Summary: This year how have we been preparing ourselves for Christ if He would show up at our door just as He did on this day show up at the door of Jerusalem?
Opening illustration: A little boy was sick on Palm Sunday and stayed home from church with his mother. His father returned from church holding a palm branch. The little boy was curious and asked, "Why do you have that palm branch, dad?" "You see, when Jesus came into town, everyone waved Palm Branches to honor him, and so we got Palm Branches today." The little boy replied, “Aw Shucks! The one Sunday I miss is the Sunday that Jesus shows up!"
Let us turn to Matthew 21 and catch up with the story when Jesus turns up at Jerusalem and reflect on what will we be doing when He turns up at our door?
Introduction: This coming of Christ was described by the prophet Zechariah, Zechariah 9: 9. When Christ would appear in his glory, it is in his meekness, not in his majesty, in mercy to work salvation. As meekness and outward poverty were fully seen in Zion’s King, and marked his triumphal entrance to Jerusalem, how wrong covetousness, ambition, and the pride of life must be in Zion’s citizens! They brought the ass, but Jesus did not use it without the owner’s consent. The trappings were such as came to hand. We must not think the clothes on our backs too dear to part with for the service of Christ. The chief priests and the elders afterwards joined with the multitude that abused him upon the cross; but none of them joined the multitude that did him honor. Those that take Christ for their King, must lay their all under his feet. Hosanna signifies, Save now, we beseech thee! Blessed is he that cometh in the name of the Lord! But of how little value is the applause of the people! The changing multitudes join the cry of the day, whether it be Hosanna, or Crucify him. Multitudes often seem to approve the gospel, but few become consistent disciples. When Jesus was come into Jerusalem all the city was moved; some perhaps were moved with joy, who waited for the Consolation of Israel; others, of the Pharisees, were moved with envy. So various are the motions in the minds of men upon the approach of Christ’s kingdom.
How to prepare for Palm Sunday?
1. Acts of Obedience (vs. 1 – 6)
• Go into … What village this was, is not said by any of the evangelists; it seems to be either Bethany, or Nob; and rather the latter, since the village of Bethany was fifteen furlongs, or near two miles from Jerusalem, and therefore must have been passed by Christ; whereas the tract called Bethany, at the Mount of Olives where Christ now was, was but a Sabbath day’s journey, or about a mile.

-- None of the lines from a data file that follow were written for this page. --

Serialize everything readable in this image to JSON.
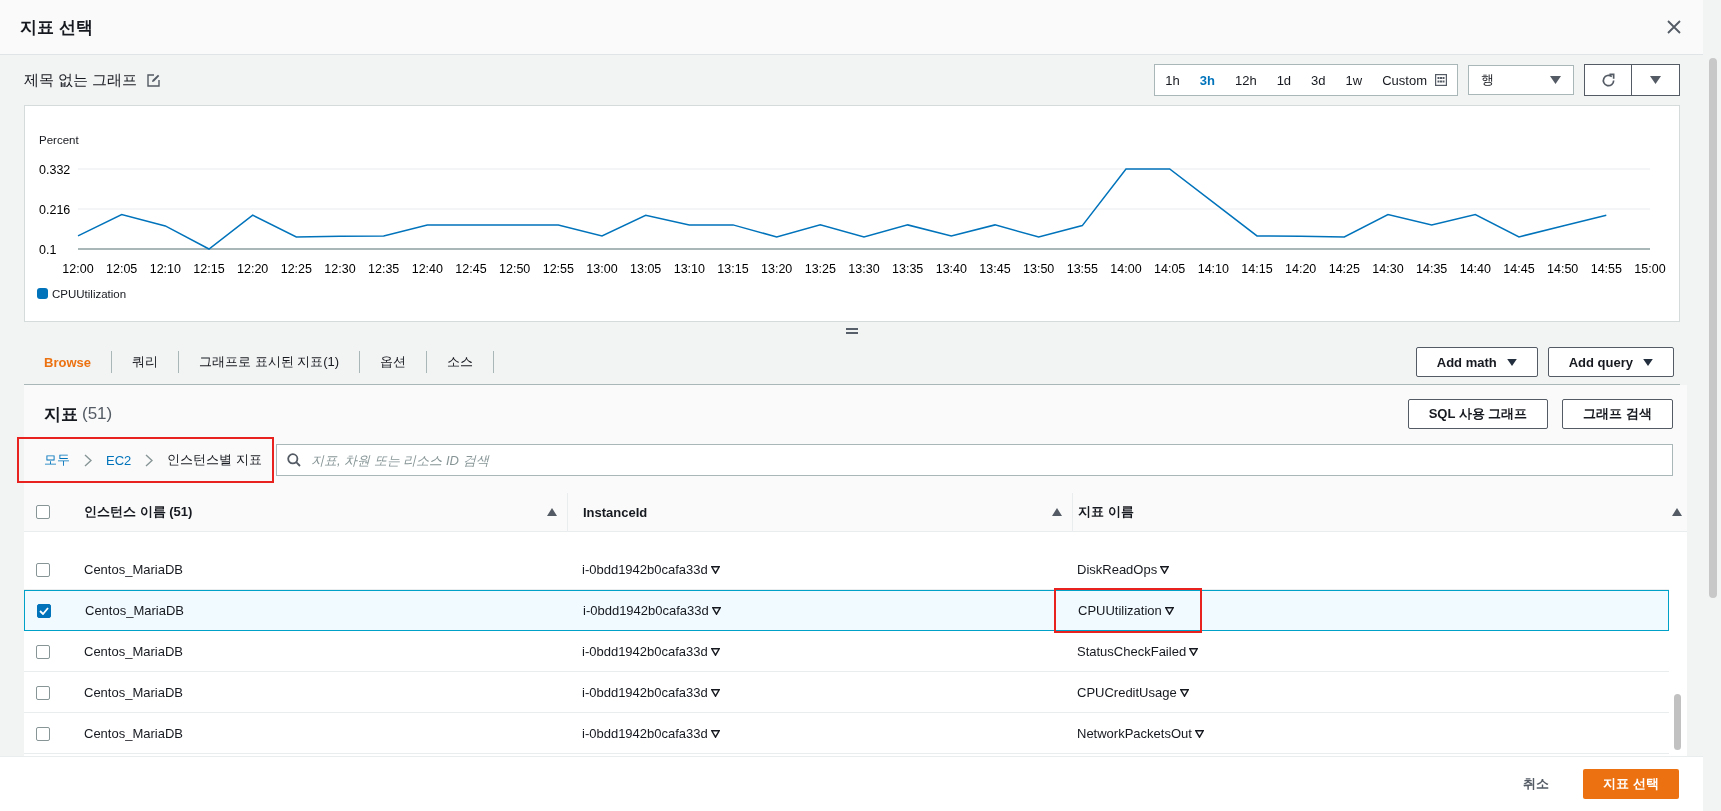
{
  "dialog": {
    "title": "지표 선택"
  },
  "graph": {
    "title": "제목 없는 그래프",
    "time_ranges": [
      {
        "label": "1h",
        "selected": false
      },
      {
        "label": "3h",
        "selected": true
      },
      {
        "label": "12h",
        "selected": false
      },
      {
        "label": "1d",
        "selected": false
      },
      {
        "label": "3d",
        "selected": false
      },
      {
        "label": "1w",
        "selected": false
      },
      {
        "label": "Custom",
        "selected": false
      }
    ],
    "view_select": {
      "value": "행"
    },
    "chart_data": {
      "type": "line",
      "ylabel": "Percent",
      "categories": [
        "12:00",
        "12:05",
        "12:10",
        "12:15",
        "12:20",
        "12:25",
        "12:30",
        "12:35",
        "12:40",
        "12:45",
        "12:50",
        "12:55",
        "13:00",
        "13:05",
        "13:10",
        "13:15",
        "13:20",
        "13:25",
        "13:30",
        "13:35",
        "13:40",
        "13:45",
        "13:50",
        "13:55",
        "14:00",
        "14:05",
        "14:10",
        "14:15",
        "14:20",
        "14:25",
        "14:30",
        "14:35",
        "14:40",
        "14:45",
        "14:50",
        "14:55",
        "15:00"
      ],
      "series": [
        {
          "name": "CPUUtilization",
          "color": "#0073bb",
          "values": [
            0.138,
            0.2,
            0.167,
            0.1,
            0.198,
            0.135,
            0.137,
            0.138,
            0.17,
            0.17,
            0.17,
            0.17,
            0.138,
            0.198,
            0.17,
            0.17,
            0.135,
            0.17,
            0.135,
            0.17,
            0.138,
            0.17,
            0.135,
            0.168,
            0.332,
            0.332,
            0.235,
            0.138,
            0.137,
            0.135,
            0.2,
            0.17,
            0.2,
            0.135,
            0.167,
            0.198,
            null
          ]
        }
      ],
      "ylim": [
        0.1,
        0.332
      ],
      "yticks": [
        0.1,
        0.216,
        0.332
      ]
    }
  },
  "tabs": [
    {
      "label": "Browse",
      "selected": true
    },
    {
      "label": "쿼리",
      "selected": false
    },
    {
      "label": "그래프로 표시된 지표(1)",
      "selected": false
    },
    {
      "label": "옵션",
      "selected": false
    },
    {
      "label": "소스",
      "selected": false
    }
  ],
  "tab_actions": [
    "Add math",
    "Add query"
  ],
  "metrics": {
    "title": "지표",
    "count": "(51)",
    "actions": [
      "SQL 사용 그래프",
      "그래프 검색"
    ],
    "breadcrumb": {
      "highlighted": true,
      "items": [
        {
          "label": "모두",
          "kind": "link"
        },
        {
          "label": "EC2",
          "kind": "link"
        },
        {
          "label": "인스턴스별 지표",
          "kind": "current"
        }
      ]
    },
    "search": {
      "placeholder": "지표, 차원 또는 리소스 ID 검색"
    },
    "table": {
      "select_all_checked": false,
      "columns": [
        "인스턴스 이름 (51)",
        "InstanceId",
        "지표 이름"
      ],
      "rows": [
        {
          "selected": false,
          "highlighted": false,
          "instance_name": "Centos_MariaDB",
          "instance_id": "i-0bdd1942b0cafa33d",
          "metric_name": "DiskReadOps"
        },
        {
          "selected": true,
          "highlighted": true,
          "instance_name": "Centos_MariaDB",
          "instance_id": "i-0bdd1942b0cafa33d",
          "metric_name": "CPUUtilization"
        },
        {
          "selected": false,
          "highlighted": false,
          "instance_name": "Centos_MariaDB",
          "instance_id": "i-0bdd1942b0cafa33d",
          "metric_name": "StatusCheckFailed"
        },
        {
          "selected": false,
          "highlighted": false,
          "instance_name": "Centos_MariaDB",
          "instance_id": "i-0bdd1942b0cafa33d",
          "metric_name": "CPUCreditUsage"
        },
        {
          "selected": false,
          "highlighted": false,
          "instance_name": "Centos_MariaDB",
          "instance_id": "i-0bdd1942b0cafa33d",
          "metric_name": "NetworkPacketsOut"
        }
      ]
    }
  },
  "footer": {
    "buttons": [
      {
        "label": "취소",
        "kind": "secondary"
      },
      {
        "label": "지표 선택",
        "kind": "primary"
      }
    ]
  }
}
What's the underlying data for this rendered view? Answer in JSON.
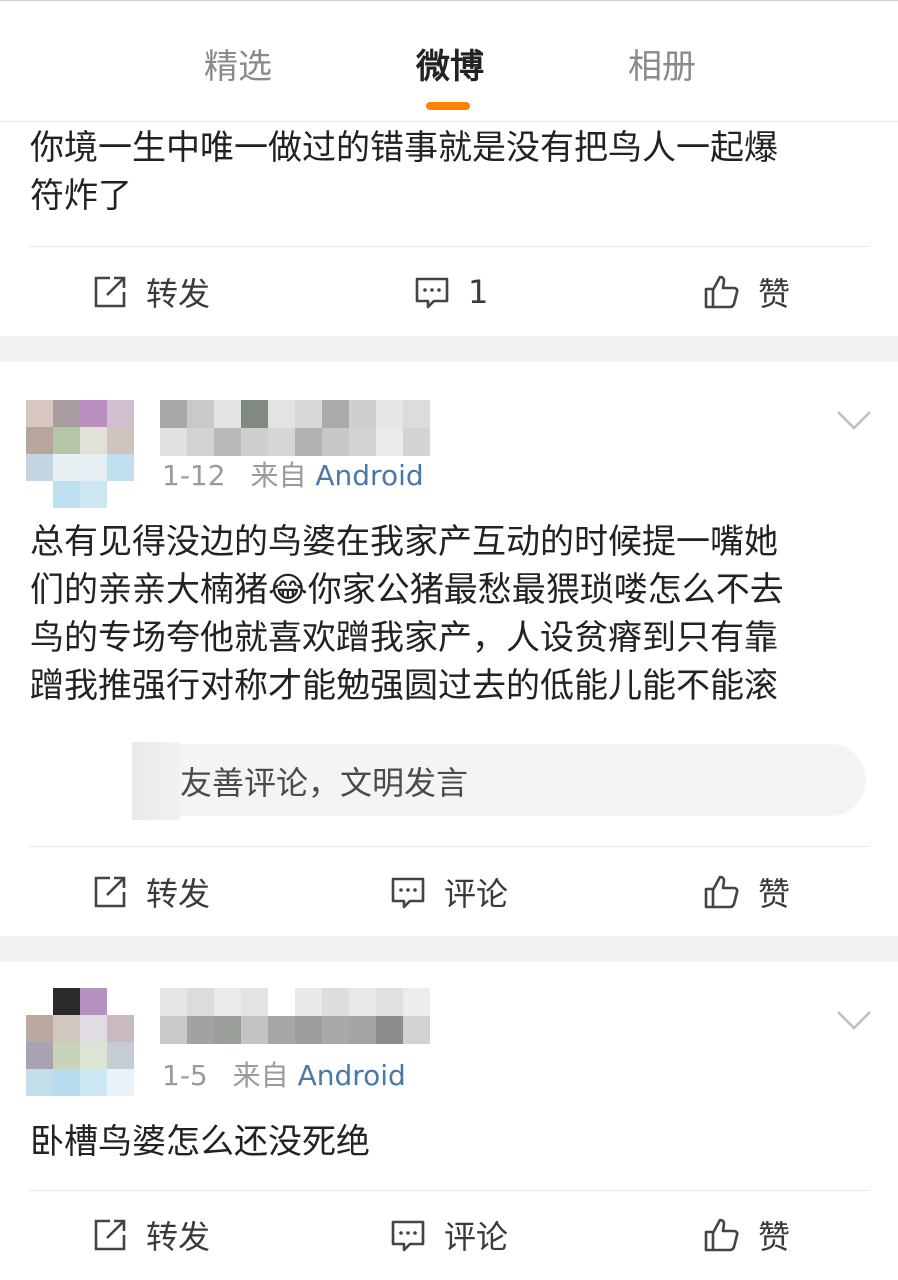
{
  "tabs": [
    {
      "label": "精选"
    },
    {
      "label": "微博"
    },
    {
      "label": "相册"
    }
  ],
  "active_tab_color": "#ff8200",
  "post1": {
    "text_lines": [
      "你境一生中唯一做过的错事就是没有把鸟人一起爆",
      "符炸了"
    ],
    "actions": {
      "repost": "转发",
      "comment": "1",
      "like": "赞"
    }
  },
  "post2": {
    "meta_date": "1-12",
    "meta_from": "来自",
    "meta_source": "Android",
    "text_lines": [
      "总有见得没边的鸟婆在我家产互动的时候提一嘴她",
      "们的亲亲大楠猪😂你家公猪最愁最猥琐喽怎么不去",
      "鸟的专场夸他就喜欢蹭我家产，人设贫瘠到只有靠",
      "蹭我推强行对称才能勉强圆过去的低能儿能不能滚"
    ],
    "comment_placeholder": "友善评论，文明发言",
    "actions": {
      "repost": "转发",
      "comment": "评论",
      "like": "赞"
    }
  },
  "post3": {
    "meta_date": "1-5",
    "meta_from": "来自",
    "meta_source": "Android",
    "text_lines": [
      "卧槽鸟婆怎么还没死绝"
    ],
    "actions": {
      "repost": "转发",
      "comment": "评论",
      "like": "赞"
    }
  },
  "icons": {
    "repost": "share-icon",
    "comment": "comment-icon",
    "like": "thumbs-up-icon",
    "more": "chevron-down-icon"
  }
}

• Find, loose and bring … In Judea there were few horses, and those were chiefly used in war. People seldom employed them in common life and in ordinary journeys. The ass, the mule, and the camel are still most used in Eastern countries. To ride on a horse was sometimes an emblem of war; on a mule and an ass, the emblem of peace. Kings and princes commonly rode on them in times of peace, and it is mentioned as a mark of rank and dignity to ride in that manner. So Solomon, when he was inaugurated as king, rode on a “mule,” 1 King 1: 33. Riding in this manner, then, denoted neither poverty nor degradation, but was the appropriate way in which a king should ride, and in which, therefore, the King of Zion should enter into his capital, the city of Jerusalem.